I’ve seen in the “Hot Licks” series, producer/director Arlen Roth
released a lesson by this Blues legend. It’s a 2005 reissue of
a videotape that was originally released in 1993. To my
knowledge, prior to the 1990’s, Guy was not as well known,
except by audiences on the Blues circuit and hardcore aficionados.
Buddy Guy (1936 – ) was born in the South, and eventually
came to Chicago during the mid 1950’s, where he observed
various Jazz and Blues legends and learned from them, developing
his own guitar style along the way. He’s since made Chicago his
home, and owns a nightclub there.
This 70-minute DVD was generous in terms of Guy’s musical
examples, possibly because he wasn’t as comfortable speaking
with his prospective “students,” and preferred to “let his fingers
do the talking.” It was an effective method for those who wished
to see great Blues guitar playing; however, as a “lesson,”
let’s just say that it was a bit different. At the beginning of the
DVD, Guy mentioned that he didn’t read music. Therefore, when
illustrating his points by playing examples, he didn’t name
notes or chords, which was the standard practice of the
other musicians I’ve observed in this series. In fact, I’d say
that Buddy Guy’s teaching method was the exact opposite
of the one used by Joe Pass.
Nevertheless, there’s still plenty to learn from him;
He’s the real deal—an authentic Bluesman, and it was interesting
to watch his right hand quickly alternate between using his
fingers and a guitar pick to play, magically “palming” the
pick when it wasn’t necessary. Guy often mentioned his

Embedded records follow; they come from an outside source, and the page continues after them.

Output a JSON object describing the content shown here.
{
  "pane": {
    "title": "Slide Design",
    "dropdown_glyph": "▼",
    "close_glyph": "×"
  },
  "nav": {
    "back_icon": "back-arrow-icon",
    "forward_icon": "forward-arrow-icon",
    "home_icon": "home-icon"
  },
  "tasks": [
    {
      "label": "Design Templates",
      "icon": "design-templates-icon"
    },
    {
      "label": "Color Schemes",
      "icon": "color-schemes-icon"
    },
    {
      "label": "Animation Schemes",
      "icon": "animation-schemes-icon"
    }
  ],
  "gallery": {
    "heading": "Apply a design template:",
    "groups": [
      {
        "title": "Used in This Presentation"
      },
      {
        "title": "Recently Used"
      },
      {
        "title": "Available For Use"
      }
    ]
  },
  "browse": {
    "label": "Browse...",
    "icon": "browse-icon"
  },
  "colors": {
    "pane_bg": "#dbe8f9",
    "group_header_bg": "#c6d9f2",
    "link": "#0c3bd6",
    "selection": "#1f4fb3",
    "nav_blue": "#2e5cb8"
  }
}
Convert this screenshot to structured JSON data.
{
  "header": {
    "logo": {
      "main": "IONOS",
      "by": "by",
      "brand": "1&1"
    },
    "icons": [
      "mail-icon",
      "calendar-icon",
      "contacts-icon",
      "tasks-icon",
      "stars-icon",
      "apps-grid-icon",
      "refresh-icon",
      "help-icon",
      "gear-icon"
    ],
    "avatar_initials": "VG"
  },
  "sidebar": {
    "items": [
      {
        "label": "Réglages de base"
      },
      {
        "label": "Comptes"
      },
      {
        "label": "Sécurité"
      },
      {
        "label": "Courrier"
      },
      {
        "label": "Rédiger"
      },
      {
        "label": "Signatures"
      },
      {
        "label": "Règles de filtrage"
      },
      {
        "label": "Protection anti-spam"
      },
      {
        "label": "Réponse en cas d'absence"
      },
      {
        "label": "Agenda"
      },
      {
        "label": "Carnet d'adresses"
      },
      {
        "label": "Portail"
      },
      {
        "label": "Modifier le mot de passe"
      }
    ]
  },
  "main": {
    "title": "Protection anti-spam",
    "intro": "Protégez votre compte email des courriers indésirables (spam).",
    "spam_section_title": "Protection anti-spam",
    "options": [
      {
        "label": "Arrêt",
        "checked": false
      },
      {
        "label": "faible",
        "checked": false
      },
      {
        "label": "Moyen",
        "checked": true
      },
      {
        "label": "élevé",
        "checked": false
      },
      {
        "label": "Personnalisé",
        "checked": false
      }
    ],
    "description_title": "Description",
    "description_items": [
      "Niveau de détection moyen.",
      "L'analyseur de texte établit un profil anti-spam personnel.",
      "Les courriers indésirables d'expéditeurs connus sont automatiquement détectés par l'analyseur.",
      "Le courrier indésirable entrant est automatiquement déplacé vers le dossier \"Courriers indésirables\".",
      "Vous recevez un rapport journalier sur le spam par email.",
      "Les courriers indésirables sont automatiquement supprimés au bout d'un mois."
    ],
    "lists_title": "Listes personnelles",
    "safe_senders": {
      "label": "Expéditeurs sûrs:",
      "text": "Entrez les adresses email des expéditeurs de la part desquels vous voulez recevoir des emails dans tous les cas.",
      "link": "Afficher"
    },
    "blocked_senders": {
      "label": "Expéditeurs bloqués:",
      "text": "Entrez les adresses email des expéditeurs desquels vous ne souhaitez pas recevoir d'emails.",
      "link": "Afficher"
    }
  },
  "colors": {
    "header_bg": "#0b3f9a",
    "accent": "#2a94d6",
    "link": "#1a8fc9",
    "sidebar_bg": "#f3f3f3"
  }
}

influences while developing his style, such as T-Bone Walker
and Elmore James, and spoke of his desire to play faster licks,
thereby setting himself apart from the other players.
One of the bonus features on this disc was the “Chord Corner,”
wherein various chords were shown in tablature, adjacent to a
photograph of Guy’s hand, and included the sound of the chord.
The usual printed biography, discography and listening
suggestions were noted, as well as musical examples and
a tuning menu.
Although Buddy Guy is not one of the better “teachers” in the
standard sense of the term, his techniques were well worth
watching, and I was privileged to observe a true Blues master.